What you will do
Filter the material below down to the lines with the word "Settings" and give those lines.

Records for the task
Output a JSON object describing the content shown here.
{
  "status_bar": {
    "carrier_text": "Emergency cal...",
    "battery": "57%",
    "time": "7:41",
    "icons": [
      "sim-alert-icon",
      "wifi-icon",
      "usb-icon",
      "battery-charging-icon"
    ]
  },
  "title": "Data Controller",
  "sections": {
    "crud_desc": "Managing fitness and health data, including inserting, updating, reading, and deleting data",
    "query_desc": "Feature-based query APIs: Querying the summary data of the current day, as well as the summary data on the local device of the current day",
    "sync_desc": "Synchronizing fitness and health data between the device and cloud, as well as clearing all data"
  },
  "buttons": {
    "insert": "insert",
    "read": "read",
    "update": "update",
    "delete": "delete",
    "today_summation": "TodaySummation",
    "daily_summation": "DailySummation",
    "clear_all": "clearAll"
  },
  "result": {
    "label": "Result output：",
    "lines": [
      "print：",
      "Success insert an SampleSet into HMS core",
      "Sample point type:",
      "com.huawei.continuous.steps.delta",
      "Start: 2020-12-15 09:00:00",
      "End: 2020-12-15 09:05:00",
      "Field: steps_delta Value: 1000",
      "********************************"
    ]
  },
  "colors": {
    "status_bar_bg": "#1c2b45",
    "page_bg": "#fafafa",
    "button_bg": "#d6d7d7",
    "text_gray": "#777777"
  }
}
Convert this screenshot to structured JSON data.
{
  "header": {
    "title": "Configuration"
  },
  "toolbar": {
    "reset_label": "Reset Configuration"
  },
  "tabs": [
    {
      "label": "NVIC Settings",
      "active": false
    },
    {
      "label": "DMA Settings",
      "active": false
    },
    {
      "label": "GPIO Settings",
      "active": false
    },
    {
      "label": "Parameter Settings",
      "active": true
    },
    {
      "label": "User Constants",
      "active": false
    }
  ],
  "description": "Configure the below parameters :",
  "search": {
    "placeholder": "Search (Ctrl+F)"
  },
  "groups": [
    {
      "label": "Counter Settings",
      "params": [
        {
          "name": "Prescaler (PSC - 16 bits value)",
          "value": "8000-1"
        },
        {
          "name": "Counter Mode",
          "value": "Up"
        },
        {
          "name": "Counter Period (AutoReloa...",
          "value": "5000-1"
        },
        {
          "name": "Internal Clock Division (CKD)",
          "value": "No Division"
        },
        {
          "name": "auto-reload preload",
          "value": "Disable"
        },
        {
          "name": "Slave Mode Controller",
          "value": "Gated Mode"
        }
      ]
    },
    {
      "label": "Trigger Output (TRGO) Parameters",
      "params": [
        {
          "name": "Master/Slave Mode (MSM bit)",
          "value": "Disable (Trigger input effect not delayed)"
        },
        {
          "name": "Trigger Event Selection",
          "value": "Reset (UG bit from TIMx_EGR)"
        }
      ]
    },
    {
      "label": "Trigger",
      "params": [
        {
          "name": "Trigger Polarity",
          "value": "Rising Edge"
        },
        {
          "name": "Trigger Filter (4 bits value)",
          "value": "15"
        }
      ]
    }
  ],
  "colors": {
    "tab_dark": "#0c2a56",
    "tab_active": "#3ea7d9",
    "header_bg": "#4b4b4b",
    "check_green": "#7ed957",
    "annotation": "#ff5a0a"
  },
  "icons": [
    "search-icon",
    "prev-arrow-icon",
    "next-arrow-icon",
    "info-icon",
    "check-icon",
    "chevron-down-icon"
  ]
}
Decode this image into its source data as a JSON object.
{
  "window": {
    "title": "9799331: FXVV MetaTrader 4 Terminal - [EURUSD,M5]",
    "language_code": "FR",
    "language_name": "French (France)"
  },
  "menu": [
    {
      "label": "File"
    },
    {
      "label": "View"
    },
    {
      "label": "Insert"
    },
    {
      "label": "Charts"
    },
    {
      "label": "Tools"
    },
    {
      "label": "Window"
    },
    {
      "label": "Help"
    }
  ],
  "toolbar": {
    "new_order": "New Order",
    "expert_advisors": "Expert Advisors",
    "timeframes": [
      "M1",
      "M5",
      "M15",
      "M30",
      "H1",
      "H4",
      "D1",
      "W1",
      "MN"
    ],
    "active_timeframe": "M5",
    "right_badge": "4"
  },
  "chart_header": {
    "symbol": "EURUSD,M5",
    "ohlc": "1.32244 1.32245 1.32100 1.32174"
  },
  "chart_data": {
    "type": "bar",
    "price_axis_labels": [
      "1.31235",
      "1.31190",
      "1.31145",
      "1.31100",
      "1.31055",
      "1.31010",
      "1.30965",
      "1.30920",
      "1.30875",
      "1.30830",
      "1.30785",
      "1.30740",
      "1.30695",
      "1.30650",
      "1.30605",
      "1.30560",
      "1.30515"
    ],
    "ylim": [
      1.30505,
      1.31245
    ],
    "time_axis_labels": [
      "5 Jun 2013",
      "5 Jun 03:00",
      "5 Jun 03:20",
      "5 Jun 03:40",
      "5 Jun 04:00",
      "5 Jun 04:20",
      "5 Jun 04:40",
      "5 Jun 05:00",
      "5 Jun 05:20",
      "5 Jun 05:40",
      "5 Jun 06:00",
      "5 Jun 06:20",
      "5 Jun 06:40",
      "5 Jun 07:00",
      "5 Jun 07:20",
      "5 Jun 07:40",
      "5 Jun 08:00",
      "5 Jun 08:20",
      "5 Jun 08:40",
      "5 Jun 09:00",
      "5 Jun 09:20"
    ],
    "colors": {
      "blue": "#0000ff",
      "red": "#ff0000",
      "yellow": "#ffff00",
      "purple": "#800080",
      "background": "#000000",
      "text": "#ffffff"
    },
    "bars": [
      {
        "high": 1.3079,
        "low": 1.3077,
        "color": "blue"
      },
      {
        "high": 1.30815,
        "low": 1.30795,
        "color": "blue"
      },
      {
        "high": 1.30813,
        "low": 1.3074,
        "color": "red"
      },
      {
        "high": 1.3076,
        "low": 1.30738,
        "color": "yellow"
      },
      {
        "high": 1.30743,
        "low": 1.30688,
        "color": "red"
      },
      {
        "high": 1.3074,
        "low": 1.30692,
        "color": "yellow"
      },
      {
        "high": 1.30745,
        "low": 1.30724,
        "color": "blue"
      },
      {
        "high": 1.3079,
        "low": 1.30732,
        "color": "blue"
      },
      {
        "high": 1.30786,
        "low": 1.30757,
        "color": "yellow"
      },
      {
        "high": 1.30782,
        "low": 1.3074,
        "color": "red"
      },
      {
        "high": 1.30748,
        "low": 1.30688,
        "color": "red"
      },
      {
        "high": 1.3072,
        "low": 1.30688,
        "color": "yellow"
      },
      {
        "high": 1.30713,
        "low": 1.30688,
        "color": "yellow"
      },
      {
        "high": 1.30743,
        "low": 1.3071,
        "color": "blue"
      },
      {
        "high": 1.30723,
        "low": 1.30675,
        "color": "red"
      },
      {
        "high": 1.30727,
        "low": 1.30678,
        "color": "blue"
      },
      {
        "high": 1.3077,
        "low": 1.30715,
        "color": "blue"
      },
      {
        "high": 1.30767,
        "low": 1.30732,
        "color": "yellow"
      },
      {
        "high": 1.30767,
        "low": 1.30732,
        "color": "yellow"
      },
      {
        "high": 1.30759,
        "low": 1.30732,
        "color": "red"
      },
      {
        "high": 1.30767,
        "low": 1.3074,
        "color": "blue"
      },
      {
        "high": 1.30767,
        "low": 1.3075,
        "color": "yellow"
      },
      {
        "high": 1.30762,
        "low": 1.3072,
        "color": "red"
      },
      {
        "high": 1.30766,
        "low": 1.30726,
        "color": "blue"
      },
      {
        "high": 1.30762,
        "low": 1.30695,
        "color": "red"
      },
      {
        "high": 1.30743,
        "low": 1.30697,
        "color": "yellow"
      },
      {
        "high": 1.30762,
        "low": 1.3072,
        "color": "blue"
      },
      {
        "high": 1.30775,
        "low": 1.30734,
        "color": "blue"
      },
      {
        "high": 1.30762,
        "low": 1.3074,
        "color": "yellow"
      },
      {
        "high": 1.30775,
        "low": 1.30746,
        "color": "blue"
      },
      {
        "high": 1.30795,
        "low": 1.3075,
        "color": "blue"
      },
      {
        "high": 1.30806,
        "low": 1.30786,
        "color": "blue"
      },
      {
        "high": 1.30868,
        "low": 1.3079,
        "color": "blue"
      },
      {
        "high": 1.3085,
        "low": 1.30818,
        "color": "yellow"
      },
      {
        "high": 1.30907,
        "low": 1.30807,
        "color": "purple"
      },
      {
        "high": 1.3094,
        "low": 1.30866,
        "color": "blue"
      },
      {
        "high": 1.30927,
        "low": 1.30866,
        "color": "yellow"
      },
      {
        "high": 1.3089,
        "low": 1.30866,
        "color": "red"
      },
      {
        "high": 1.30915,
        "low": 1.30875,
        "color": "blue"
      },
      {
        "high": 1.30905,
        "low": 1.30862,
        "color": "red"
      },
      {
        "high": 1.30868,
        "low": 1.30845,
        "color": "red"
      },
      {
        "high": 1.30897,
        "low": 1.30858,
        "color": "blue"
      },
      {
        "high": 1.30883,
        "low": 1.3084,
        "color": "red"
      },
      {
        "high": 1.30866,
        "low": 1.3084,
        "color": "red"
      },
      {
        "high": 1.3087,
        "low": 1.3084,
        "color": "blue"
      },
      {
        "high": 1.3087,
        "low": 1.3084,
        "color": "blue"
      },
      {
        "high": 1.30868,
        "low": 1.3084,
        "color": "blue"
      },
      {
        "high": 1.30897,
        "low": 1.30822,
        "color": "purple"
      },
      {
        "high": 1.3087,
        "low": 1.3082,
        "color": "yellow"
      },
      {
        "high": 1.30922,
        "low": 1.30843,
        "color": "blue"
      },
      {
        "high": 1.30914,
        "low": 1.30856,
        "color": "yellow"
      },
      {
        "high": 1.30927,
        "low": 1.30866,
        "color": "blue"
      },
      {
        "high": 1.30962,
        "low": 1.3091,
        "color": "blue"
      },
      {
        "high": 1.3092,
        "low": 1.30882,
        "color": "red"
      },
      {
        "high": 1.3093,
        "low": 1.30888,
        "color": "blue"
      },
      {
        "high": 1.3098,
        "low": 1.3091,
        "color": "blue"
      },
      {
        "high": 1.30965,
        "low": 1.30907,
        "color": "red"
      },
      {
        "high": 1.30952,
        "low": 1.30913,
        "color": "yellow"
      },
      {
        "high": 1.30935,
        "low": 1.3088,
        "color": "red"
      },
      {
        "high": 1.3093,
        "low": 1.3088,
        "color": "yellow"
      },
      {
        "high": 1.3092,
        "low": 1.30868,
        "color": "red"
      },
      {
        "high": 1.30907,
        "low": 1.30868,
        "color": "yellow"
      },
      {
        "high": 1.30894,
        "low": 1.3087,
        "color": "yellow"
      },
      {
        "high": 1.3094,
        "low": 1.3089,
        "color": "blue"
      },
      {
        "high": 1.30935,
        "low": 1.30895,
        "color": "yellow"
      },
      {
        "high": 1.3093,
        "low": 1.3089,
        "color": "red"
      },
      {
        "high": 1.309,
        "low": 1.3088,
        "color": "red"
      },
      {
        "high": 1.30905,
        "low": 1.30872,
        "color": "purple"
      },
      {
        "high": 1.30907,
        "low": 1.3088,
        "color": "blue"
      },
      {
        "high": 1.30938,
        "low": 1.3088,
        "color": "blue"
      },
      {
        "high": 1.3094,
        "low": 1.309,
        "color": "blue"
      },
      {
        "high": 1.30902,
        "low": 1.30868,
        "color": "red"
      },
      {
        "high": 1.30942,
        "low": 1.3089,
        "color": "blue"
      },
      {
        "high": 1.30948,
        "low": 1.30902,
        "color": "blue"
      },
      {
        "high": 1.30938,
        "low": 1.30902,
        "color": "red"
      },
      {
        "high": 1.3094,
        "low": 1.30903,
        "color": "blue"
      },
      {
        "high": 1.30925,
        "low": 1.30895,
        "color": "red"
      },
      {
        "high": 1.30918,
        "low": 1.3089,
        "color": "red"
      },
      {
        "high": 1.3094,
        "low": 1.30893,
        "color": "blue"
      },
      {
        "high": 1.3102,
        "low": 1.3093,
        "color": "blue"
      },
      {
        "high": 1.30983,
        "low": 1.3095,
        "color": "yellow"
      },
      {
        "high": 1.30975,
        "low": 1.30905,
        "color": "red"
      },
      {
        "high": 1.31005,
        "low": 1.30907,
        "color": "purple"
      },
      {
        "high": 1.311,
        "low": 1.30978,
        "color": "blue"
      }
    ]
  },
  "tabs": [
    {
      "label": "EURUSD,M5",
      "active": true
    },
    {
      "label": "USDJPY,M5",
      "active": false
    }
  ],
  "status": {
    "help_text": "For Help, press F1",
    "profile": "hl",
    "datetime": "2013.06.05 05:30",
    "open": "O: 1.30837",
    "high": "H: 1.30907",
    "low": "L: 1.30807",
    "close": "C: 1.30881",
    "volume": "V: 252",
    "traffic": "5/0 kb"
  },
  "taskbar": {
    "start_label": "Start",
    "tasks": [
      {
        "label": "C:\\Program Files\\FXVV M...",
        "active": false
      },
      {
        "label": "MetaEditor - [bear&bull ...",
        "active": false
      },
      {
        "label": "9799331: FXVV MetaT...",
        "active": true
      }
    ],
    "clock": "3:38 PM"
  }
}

Solution to this problem
      "label": "NVIC Settings",
      "label": "DMA Settings",
      "label": "GPIO Settings",
      "label": "Parameter Settings",
      "label": "Counter Settings",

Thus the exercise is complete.